The problem:
Repeat back the entries that follow, keeping every word as it is.

Data records for software interfaces:

-.-.-

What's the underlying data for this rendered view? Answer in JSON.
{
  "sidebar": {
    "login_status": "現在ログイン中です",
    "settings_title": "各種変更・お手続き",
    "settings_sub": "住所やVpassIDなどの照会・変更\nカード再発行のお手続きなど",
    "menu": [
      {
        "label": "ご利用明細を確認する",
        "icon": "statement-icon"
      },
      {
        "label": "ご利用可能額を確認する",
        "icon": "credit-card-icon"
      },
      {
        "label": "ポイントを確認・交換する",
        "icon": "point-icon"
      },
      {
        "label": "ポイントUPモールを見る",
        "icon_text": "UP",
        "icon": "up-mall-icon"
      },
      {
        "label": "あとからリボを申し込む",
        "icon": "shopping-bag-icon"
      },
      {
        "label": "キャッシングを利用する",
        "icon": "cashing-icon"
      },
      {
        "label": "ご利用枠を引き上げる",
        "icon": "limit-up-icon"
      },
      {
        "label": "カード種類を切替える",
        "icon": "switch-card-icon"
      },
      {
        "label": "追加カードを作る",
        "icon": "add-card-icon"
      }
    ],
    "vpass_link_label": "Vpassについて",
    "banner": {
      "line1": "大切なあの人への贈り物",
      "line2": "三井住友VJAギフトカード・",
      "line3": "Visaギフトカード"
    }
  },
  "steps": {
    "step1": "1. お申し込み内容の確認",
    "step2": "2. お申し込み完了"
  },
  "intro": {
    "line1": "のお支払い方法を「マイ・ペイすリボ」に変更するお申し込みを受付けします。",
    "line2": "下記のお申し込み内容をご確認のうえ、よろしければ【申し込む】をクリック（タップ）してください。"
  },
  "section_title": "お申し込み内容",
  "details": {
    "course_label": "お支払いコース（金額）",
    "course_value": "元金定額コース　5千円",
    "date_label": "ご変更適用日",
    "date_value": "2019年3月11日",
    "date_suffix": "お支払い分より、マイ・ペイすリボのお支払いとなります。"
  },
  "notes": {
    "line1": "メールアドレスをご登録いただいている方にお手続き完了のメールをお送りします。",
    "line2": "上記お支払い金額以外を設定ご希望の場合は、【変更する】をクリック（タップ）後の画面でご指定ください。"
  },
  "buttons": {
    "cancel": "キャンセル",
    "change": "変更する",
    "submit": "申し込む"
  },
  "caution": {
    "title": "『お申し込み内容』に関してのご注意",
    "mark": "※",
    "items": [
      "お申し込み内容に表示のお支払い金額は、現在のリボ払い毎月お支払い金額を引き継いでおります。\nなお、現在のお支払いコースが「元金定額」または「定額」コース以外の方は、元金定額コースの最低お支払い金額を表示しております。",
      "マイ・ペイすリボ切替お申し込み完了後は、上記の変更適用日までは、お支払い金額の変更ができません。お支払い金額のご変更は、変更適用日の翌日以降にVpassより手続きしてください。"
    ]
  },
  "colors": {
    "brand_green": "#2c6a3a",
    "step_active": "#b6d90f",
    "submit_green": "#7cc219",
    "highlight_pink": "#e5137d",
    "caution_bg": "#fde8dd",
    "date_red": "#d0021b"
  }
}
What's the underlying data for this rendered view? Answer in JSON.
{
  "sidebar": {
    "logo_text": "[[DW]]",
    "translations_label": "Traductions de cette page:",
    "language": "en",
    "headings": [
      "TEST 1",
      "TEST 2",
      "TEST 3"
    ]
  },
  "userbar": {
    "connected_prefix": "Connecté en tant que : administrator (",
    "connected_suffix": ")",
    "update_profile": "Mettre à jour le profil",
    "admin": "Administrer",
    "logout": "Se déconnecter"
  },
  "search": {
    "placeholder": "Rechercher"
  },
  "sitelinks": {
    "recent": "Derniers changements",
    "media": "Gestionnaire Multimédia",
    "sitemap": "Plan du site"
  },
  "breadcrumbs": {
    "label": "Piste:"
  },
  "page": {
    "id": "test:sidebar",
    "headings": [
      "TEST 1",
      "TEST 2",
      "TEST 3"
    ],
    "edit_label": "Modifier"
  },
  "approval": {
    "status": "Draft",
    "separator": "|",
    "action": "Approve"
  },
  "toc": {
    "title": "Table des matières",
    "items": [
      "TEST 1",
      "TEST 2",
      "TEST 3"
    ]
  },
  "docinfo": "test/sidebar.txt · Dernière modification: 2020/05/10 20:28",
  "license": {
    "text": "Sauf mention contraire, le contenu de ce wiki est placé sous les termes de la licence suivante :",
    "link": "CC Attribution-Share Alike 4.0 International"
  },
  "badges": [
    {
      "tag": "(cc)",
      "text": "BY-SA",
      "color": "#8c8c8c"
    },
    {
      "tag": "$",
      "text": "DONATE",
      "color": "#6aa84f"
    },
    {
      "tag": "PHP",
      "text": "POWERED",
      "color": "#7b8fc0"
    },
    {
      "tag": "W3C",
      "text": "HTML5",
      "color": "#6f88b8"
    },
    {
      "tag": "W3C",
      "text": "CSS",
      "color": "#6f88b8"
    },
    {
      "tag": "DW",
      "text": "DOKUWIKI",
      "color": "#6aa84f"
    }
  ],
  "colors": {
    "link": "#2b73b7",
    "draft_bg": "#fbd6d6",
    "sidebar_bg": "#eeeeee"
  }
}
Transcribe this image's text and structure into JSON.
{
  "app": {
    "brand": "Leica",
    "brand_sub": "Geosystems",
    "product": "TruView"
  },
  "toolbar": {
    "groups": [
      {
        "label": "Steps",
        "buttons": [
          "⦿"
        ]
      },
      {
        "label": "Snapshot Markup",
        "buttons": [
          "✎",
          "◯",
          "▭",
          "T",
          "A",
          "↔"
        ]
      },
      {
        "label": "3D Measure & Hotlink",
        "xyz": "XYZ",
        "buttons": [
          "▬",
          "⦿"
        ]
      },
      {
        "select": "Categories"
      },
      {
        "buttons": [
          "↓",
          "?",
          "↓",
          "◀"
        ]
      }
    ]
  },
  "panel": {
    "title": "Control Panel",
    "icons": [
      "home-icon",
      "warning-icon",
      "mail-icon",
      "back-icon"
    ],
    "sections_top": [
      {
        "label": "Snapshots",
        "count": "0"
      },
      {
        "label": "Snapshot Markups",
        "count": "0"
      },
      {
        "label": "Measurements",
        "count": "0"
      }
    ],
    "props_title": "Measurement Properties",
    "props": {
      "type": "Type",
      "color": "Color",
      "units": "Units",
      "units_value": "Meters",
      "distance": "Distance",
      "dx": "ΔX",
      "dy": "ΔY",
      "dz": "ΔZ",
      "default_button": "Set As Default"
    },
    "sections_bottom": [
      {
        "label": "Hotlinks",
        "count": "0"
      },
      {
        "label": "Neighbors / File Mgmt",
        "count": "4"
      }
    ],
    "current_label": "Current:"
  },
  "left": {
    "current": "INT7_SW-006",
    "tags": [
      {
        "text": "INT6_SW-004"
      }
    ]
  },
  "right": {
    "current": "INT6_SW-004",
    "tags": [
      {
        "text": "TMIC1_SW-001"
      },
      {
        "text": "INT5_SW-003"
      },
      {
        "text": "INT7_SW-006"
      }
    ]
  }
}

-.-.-

Your solution:
What's the underlying data for this rendered view? Answer in JSON.
{
  "sidebar": {
    "login_status": "現在ログイン中です",
    "settings_title": "各種変更・お手続き",
    "settings_sub": "住所やVpassIDなどの照会・変更\nカード再発行のお手続きなど",
    "menu": [
      {
        "label": "ご利用明細を確認する",
        "icon": "statement-icon"
      },
      {
        "label": "ご利用可能額を確認する",
        "icon": "credit-card-icon"
      },
      {
        "label": "ポイントを確認・交換する",
        "icon": "point-icon"
      },
      {
        "label": "ポイントUPモールを見る",
        "icon_text": "UP",
        "icon": "up-mall-icon"
      },
      {
        "label": "あとからリボを申し込む",
        "icon": "shopping-bag-icon"
      },
      {
        "label": "キャッシングを利用する",
        "icon": "cashing-icon"
      },
      {
        "label": "ご利用枠を引き上げる",
        "icon": "limit-up-icon"
      },
      {
        "label": "カード種類を切替える",
        "icon": "switch-card-icon"
      },
      {
        "label": "追加カードを作る",
        "icon": "add-card-icon"
      }
    ],
    "vpass_link_label": "Vpassについて",
    "banner": {
      "line1": "大切なあの人への贈り物",
      "line2": "三井住友VJAギフトカード・",
      "line3": "Visaギフトカード"
    }
  },
  "steps": {
    "step1": "1. お申し込み内容の確認",
    "step2": "2. お申し込み完了"
  },
  "intro": {
    "line1": "のお支払い方法を「マイ・ペイすリボ」に変更するお申し込みを受付けします。",
    "line2": "下記のお申し込み内容をご確認のうえ、よろしければ【申し込む】をクリック（タップ）してください。"
  },
  "section_title": "お申し込み内容",
  "details": {
    "course_label": "お支払いコース（金額）",
    "course_value": "元金定額コース　5千円",
    "date_label": "ご変更適用日",
    "date_value": "2019年3月11日",
    "date_suffix": "お支払い分より、マイ・ペイすリボのお支払いとなります。"
  },
  "notes": {
    "line1": "メールアドレスをご登録いただいている方にお手続き完了のメールをお送りします。",
    "line2": "上記お支払い金額以外を設定ご希望の場合は、【変更する】をクリック（タップ）後の画面でご指定ください。"
  },
  "buttons": {
    "cancel": "キャンセル",
    "change": "変更する",
    "submit": "申し込む"
  },
  "caution": {
    "title": "『お申し込み内容』に関してのご注意",
    "mark": "※",
    "items": [
      "お申し込み内容に表示のお支払い金額は、現在のリボ払い毎月お支払い金額を引き継いでおります。\nなお、現在のお支払いコースが「元金定額」または「定額」コース以外の方は、元金定額コースの最低お支払い金額を表示しております。",
      "マイ・ペイすリボ切替お申し込み完了後は、上記の変更適用日までは、お支払い金額の変更ができません。お支払い金額のご変更は、変更適用日の翌日以降にVpassより手続きしてください。"
    ]
  },
  "colors": {
    "brand_green": "#2c6a3a",
    "step_active": "#b6d90f",
    "submit_green": "#7cc219",
    "highlight_pink": "#e5137d",
    "caution_bg": "#fde8dd",
    "date_red": "#d0021b"
  }
}
What's the underlying data for this rendered view? Answer in JSON.
{
  "sidebar": {
    "logo_text": "[[DW]]",
    "translations_label": "Traductions de cette page:",
    "language": "en",
    "headings": [
      "TEST 1",
      "TEST 2",
      "TEST 3"
    ]
  },
  "userbar": {
    "connected_prefix": "Connecté en tant que : administrator (",
    "connected_suffix": ")",
    "update_profile": "Mettre à jour le profil",
    "admin": "Administrer",
    "logout": "Se déconnecter"
  },
  "search": {
    "placeholder": "Rechercher"
  },
  "sitelinks": {
    "recent": "Derniers changements",
    "media": "Gestionnaire Multimédia",
    "sitemap": "Plan du site"
  },
  "breadcrumbs": {
    "label": "Piste:"
  },
  "page": {
    "id": "test:sidebar",
    "headings": [
      "TEST 1",
      "TEST 2",
      "TEST 3"
    ],
    "edit_label": "Modifier"
  },
  "approval": {
    "status": "Draft",
    "separator": "|",
    "action": "Approve"
  },
  "toc": {
    "title": "Table des matières",
    "items": [
      "TEST 1",
      "TEST 2",
      "TEST 3"
    ]
  },
  "docinfo": "test/sidebar.txt · Dernière modification: 2020/05/10 20:28",
  "license": {
    "text": "Sauf mention contraire, le contenu de ce wiki est placé sous les termes de la licence suivante :",
    "link": "CC Attribution-Share Alike 4.0 International"
  },
  "badges": [
    {
      "tag": "(cc)",
      "text": "BY-SA",
      "color": "#8c8c8c"
    },
    {
      "tag": "$",
      "text": "DONATE",
      "color": "#6aa84f"
    },
    {
      "tag": "PHP",
      "text": "POWERED",
      "color": "#7b8fc0"
    },
    {
      "tag": "W3C",
      "text": "HTML5",
      "color": "#6f88b8"
    },
    {
      "tag": "W3C",
      "text": "CSS",
      "color": "#6f88b8"
    },
    {
      "tag": "DW",
      "text": "DOKUWIKI",
      "color": "#6aa84f"
    }
  ],
  "colors": {
    "link": "#2b73b7",
    "draft_bg": "#fbd6d6",
    "sidebar_bg": "#eeeeee"
  }
}
Transcribe this image's text and structure into JSON.
{
  "app": {
    "brand": "Leica",
    "brand_sub": "Geosystems",
    "product": "TruView"
  },
  "toolbar": {
    "groups": [
      {
        "label": "Steps",
        "buttons": [
          "⦿"
        ]
      },
      {
        "label": "Snapshot Markup",
        "buttons": [
          "✎",
          "◯",
          "▭",
          "T",
          "A",
          "↔"
        ]
      },
      {
        "label": "3D Measure & Hotlink",
        "xyz": "XYZ",
        "buttons": [
          "▬",
          "⦿"
        ]
      },
      {
        "select": "Categories"
      },
      {
        "buttons": [
          "↓",
          "?",
          "↓",
          "◀"
        ]
      }
    ]
  },
  "panel": {
    "title": "Control Panel",
    "icons": [
      "home-icon",
      "warning-icon",
      "mail-icon",
      "back-icon"
    ],
    "sections_top": [
      {
        "label": "Snapshots",
        "count": "0"
      },
      {
        "label": "Snapshot Markups",
        "count": "0"
      },
      {
        "label": "Measurements",
        "count": "0"
      }
    ],
    "props_title": "Measurement Properties",
    "props": {
      "type": "Type",
      "color": "Color",
      "units": "Units",
      "units_value": "Meters",
      "distance": "Distance",
      "dx": "ΔX",
      "dy": "ΔY",
      "dz": "ΔZ",
      "default_button": "Set As Default"
    },
    "sections_bottom": [
      {
        "label": "Hotlinks",
        "count": "0"
      },
      {
        "label": "Neighbors / File Mgmt",
        "count": "4"
      }
    ],
    "current_label": "Current:"
  },
  "left": {
    "current": "INT7_SW-006",
    "tags": [
      {
        "text": "INT6_SW-004"
      }
    ]
  },
  "right": {
    "current": "INT6_SW-004",
    "tags": [
      {
        "text": "TMIC1_SW-001"
      },
      {
        "text": "INT5_SW-003"
      },
      {
        "text": "INT7_SW-006"
      }
    ]
  }
}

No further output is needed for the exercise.